[Stored data]
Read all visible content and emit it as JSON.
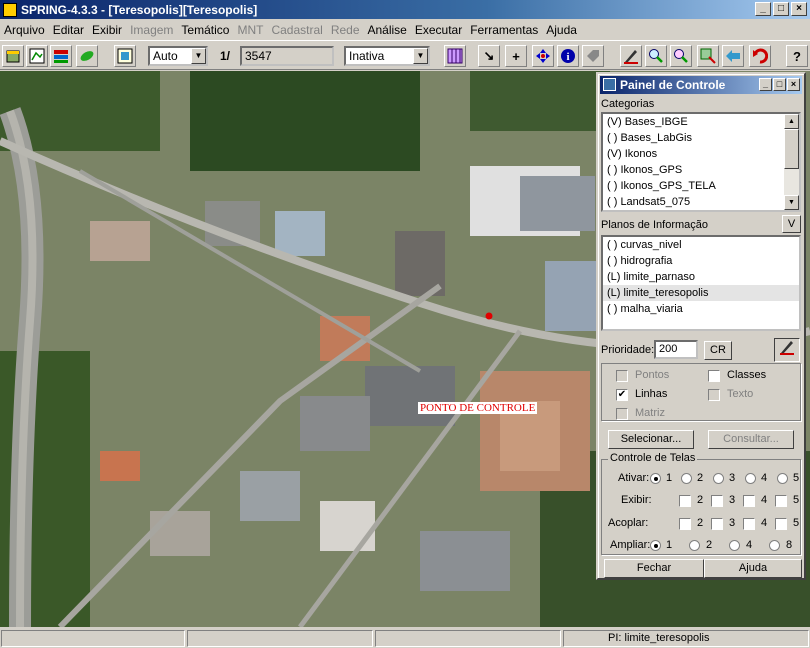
{
  "window": {
    "title": "SPRING-4.3.3 - [Teresopolis][Teresopolis]"
  },
  "menu": [
    {
      "label": "Arquivo",
      "enabled": true
    },
    {
      "label": "Editar",
      "enabled": true
    },
    {
      "label": "Exibir",
      "enabled": true
    },
    {
      "label": "Imagem",
      "enabled": false
    },
    {
      "label": "Temático",
      "enabled": true
    },
    {
      "label": "MNT",
      "enabled": false
    },
    {
      "label": "Cadastral",
      "enabled": false
    },
    {
      "label": "Rede",
      "enabled": false
    },
    {
      "label": "Análise",
      "enabled": true
    },
    {
      "label": "Executar",
      "enabled": true
    },
    {
      "label": "Ferramentas",
      "enabled": true
    },
    {
      "label": "Ajuda",
      "enabled": true
    }
  ],
  "toolbar": {
    "scale_mode": "Auto",
    "scale_prefix": "1/",
    "scale_value": "3547",
    "cursor_mode": "Inativa",
    "question_label": "?"
  },
  "map": {
    "label": "PONTO DE CONTROLE",
    "label_color": "#e00000"
  },
  "panel": {
    "title": "Painel de Controle",
    "categories_label": "Categorias",
    "categories": [
      "(V) Bases_IBGE",
      "( ) Bases_LabGis",
      "(V) Ikonos",
      "( ) Ikonos_GPS",
      "( ) Ikonos_GPS_TELA",
      "( ) Landsat5_075"
    ],
    "planes_label": "Planos de Informação",
    "planes_button": "V",
    "planes": [
      "( ) curvas_nivel",
      "( ) hidrografia",
      "(L) limite_parnaso",
      "(L) limite_teresopolis",
      "( ) malha_viaria"
    ],
    "selected_plane_index": 3,
    "priority_label": "Prioridade:",
    "priority_value": "200",
    "cr_button": "CR",
    "checks": {
      "pontos": {
        "label": "Pontos",
        "checked": false,
        "enabled": false
      },
      "classes": {
        "label": "Classes",
        "checked": false,
        "enabled": true
      },
      "linhas": {
        "label": "Linhas",
        "checked": true,
        "enabled": true
      },
      "texto": {
        "label": "Texto",
        "checked": false,
        "enabled": false
      },
      "matriz": {
        "label": "Matriz",
        "checked": false,
        "enabled": false
      }
    },
    "select_button": "Selecionar...",
    "consult_button": "Consultar...",
    "screens": {
      "group_label": "Controle de Telas",
      "ativar_label": "Ativar:",
      "exibir_label": "Exibir:",
      "acoplar_label": "Acoplar:",
      "ampliar_label": "Ampliar:",
      "numbers": [
        "1",
        "2",
        "3",
        "4",
        "5"
      ],
      "ampliar_options": [
        "1",
        "2",
        "4",
        "8"
      ]
    },
    "close_button": "Fechar",
    "help_button": "Ajuda"
  },
  "status": {
    "plane": "PI: limite_teresopolis"
  }
}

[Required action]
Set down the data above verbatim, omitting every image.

[Task output]
Read all visible content and emit it as JSON.
{
  "window": {
    "title": "SPRING-4.3.3 - [Teresopolis][Teresopolis]"
  },
  "menu": [
    {
      "label": "Arquivo",
      "enabled": true
    },
    {
      "label": "Editar",
      "enabled": true
    },
    {
      "label": "Exibir",
      "enabled": true
    },
    {
      "label": "Imagem",
      "enabled": false
    },
    {
      "label": "Temático",
      "enabled": true
    },
    {
      "label": "MNT",
      "enabled": false
    },
    {
      "label": "Cadastral",
      "enabled": false
    },
    {
      "label": "Rede",
      "enabled": false
    },
    {
      "label": "Análise",
      "enabled": true
    },
    {
      "label": "Executar",
      "enabled": true
    },
    {
      "label": "Ferramentas",
      "enabled": true
    },
    {
      "label": "Ajuda",
      "enabled": true
    }
  ],
  "toolbar": {
    "scale_mode": "Auto",
    "scale_prefix": "1/",
    "scale_value": "3547",
    "cursor_mode": "Inativa",
    "question_label": "?"
  },
  "map": {
    "label": "PONTO DE CONTROLE",
    "label_color": "#e00000"
  },
  "panel": {
    "title": "Painel de Controle",
    "categories_label": "Categorias",
    "categories": [
      "(V) Bases_IBGE",
      "( ) Bases_LabGis",
      "(V) Ikonos",
      "( ) Ikonos_GPS",
      "( ) Ikonos_GPS_TELA",
      "( ) Landsat5_075"
    ],
    "planes_label": "Planos de Informação",
    "planes_button": "V",
    "planes": [
      "( ) curvas_nivel",
      "( ) hidrografia",
      "(L) limite_parnaso",
      "(L) limite_teresopolis",
      "( ) malha_viaria"
    ],
    "selected_plane_index": 3,
    "priority_label": "Prioridade:",
    "priority_value": "200",
    "cr_button": "CR",
    "checks": {
      "pontos": {
        "label": "Pontos",
        "checked": false,
        "enabled": false
      },
      "classes": {
        "label": "Classes",
        "checked": false,
        "enabled": true
      },
      "linhas": {
        "label": "Linhas",
        "checked": true,
        "enabled": true
      },
      "texto": {
        "label": "Texto",
        "checked": false,
        "enabled": false
      },
      "matriz": {
        "label": "Matriz",
        "checked": false,
        "enabled": false
      }
    },
    "select_button": "Selecionar...",
    "consult_button": "Consultar...",
    "screens": {
      "group_label": "Controle de Telas",
      "ativar_label": "Ativar:",
      "exibir_label": "Exibir:",
      "acoplar_label": "Acoplar:",
      "ampliar_label": "Ampliar:",
      "numbers": [
        "1",
        "2",
        "3",
        "4",
        "5"
      ],
      "ampliar_options": [
        "1",
        "2",
        "4",
        "8"
      ]
    },
    "close_button": "Fechar",
    "help_button": "Ajuda"
  },
  "status": {
    "plane": "PI: limite_teresopolis"
  }
}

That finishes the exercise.